Each record below should be returned exactly, with its pictures left out.

* Data extract *

☆ ☆ ☆ ☆ ☆

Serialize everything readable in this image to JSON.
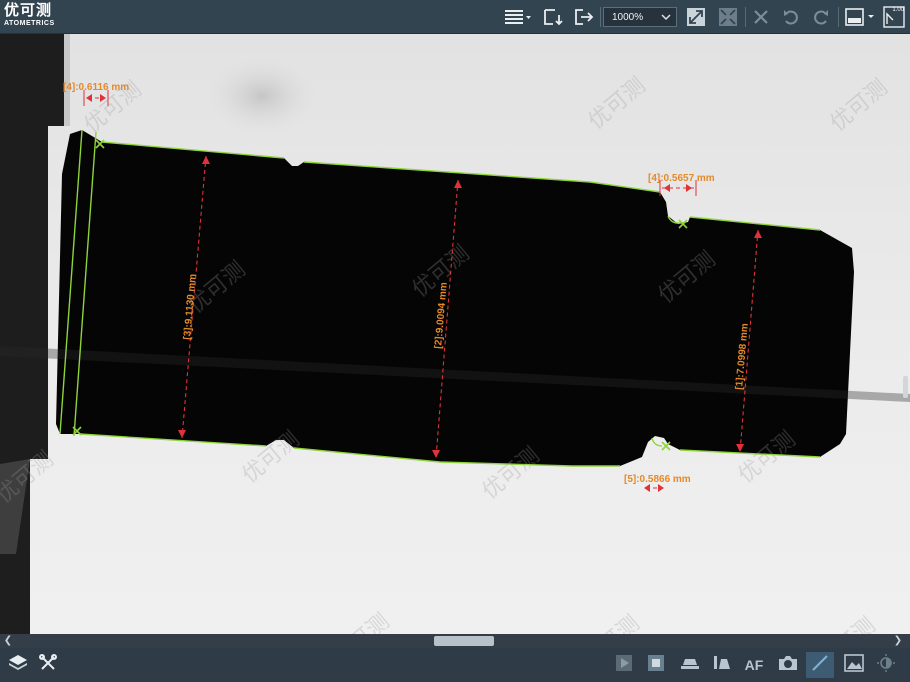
{
  "app": {
    "logo_cn": "优可测",
    "logo_en": "ATOMETRICS",
    "watermark": "优可测"
  },
  "toolbar": {
    "zoom_value": "1000%",
    "scale_badge": "1.00",
    "icons": [
      "menu-icon",
      "save-image-icon",
      "export-icon",
      "fit-window-icon",
      "original-size-icon",
      "delete-icon",
      "undo-icon",
      "redo-icon",
      "display-mode-icon",
      "scale-icon"
    ]
  },
  "measurements": [
    {
      "label": "[4]:0.6116 mm",
      "type": "width"
    },
    {
      "label": "[4]:0.5657 mm",
      "type": "width"
    },
    {
      "label": "[3]:9.1130 mm",
      "type": "distance"
    },
    {
      "label": "[2]:9.0094 mm",
      "type": "distance"
    },
    {
      "label": "[1]:7.0998 mm",
      "type": "distance"
    },
    {
      "label": "[5]:0.5866 mm",
      "type": "width"
    }
  ],
  "bottombar": {
    "af_label": "AF",
    "icons": [
      "layers-icon",
      "tools-icon",
      "play-icon",
      "stop-icon",
      "light-icon",
      "ring-light-icon",
      "autofocus-icon",
      "camera-icon",
      "measure-icon",
      "image-icon",
      "brightness-icon"
    ]
  },
  "colors": {
    "accent": "#e58a2a",
    "edge": "#8fd43a",
    "dimension": "#e0323a",
    "toolbar": "#334451"
  }
}
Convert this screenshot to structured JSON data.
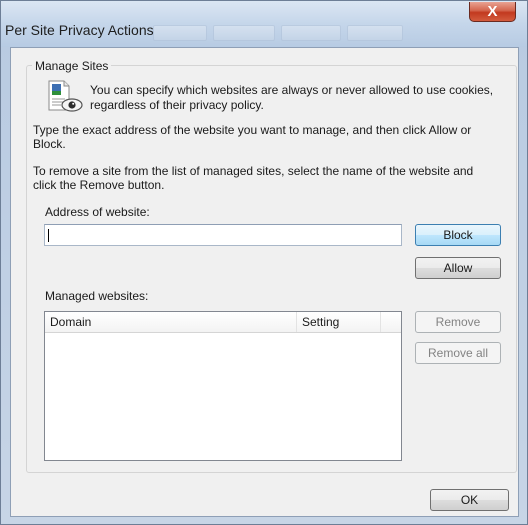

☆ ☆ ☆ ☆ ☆

* Output below *
Serialize everything readable in this image to JSON.
{
  "app": {
    "logo_cn": "优可测",
    "logo_en": "ATOMETRICS",
    "watermark": "优可测"
  },
  "toolbar": {
    "zoom_value": "1000%",
    "scale_badge": "1.00",
    "icons": [
      "menu-icon",
      "save-image-icon",
      "export-icon",
      "fit-window-icon",
      "original-size-icon",
      "delete-icon",
      "undo-icon",
      "redo-icon",
      "display-mode-icon",
      "scale-icon"
    ]
  },
  "measurements": [
    {
      "label": "[4]:0.6116 mm",
      "type": "width"
    },
    {
      "label": "[4]:0.5657 mm",
      "type": "width"
    },
    {
      "label": "[3]:9.1130 mm",
      "type": "distance"
    },
    {
      "label": "[2]:9.0094 mm",
      "type": "distance"
    },
    {
      "label": "[1]:7.0998 mm",
      "type": "distance"
    },
    {
      "label": "[5]:0.5866 mm",
      "type": "width"
    }
  ],
  "bottombar": {
    "af_label": "AF",
    "icons": [
      "layers-icon",
      "tools-icon",
      "play-icon",
      "stop-icon",
      "light-icon",
      "ring-light-icon",
      "autofocus-icon",
      "camera-icon",
      "measure-icon",
      "image-icon",
      "brightness-icon"
    ]
  },
  "colors": {
    "accent": "#e58a2a",
    "edge": "#8fd43a",
    "dimension": "#e0323a",
    "toolbar": "#334451"
  }
}
Convert this screenshot to structured JSON data.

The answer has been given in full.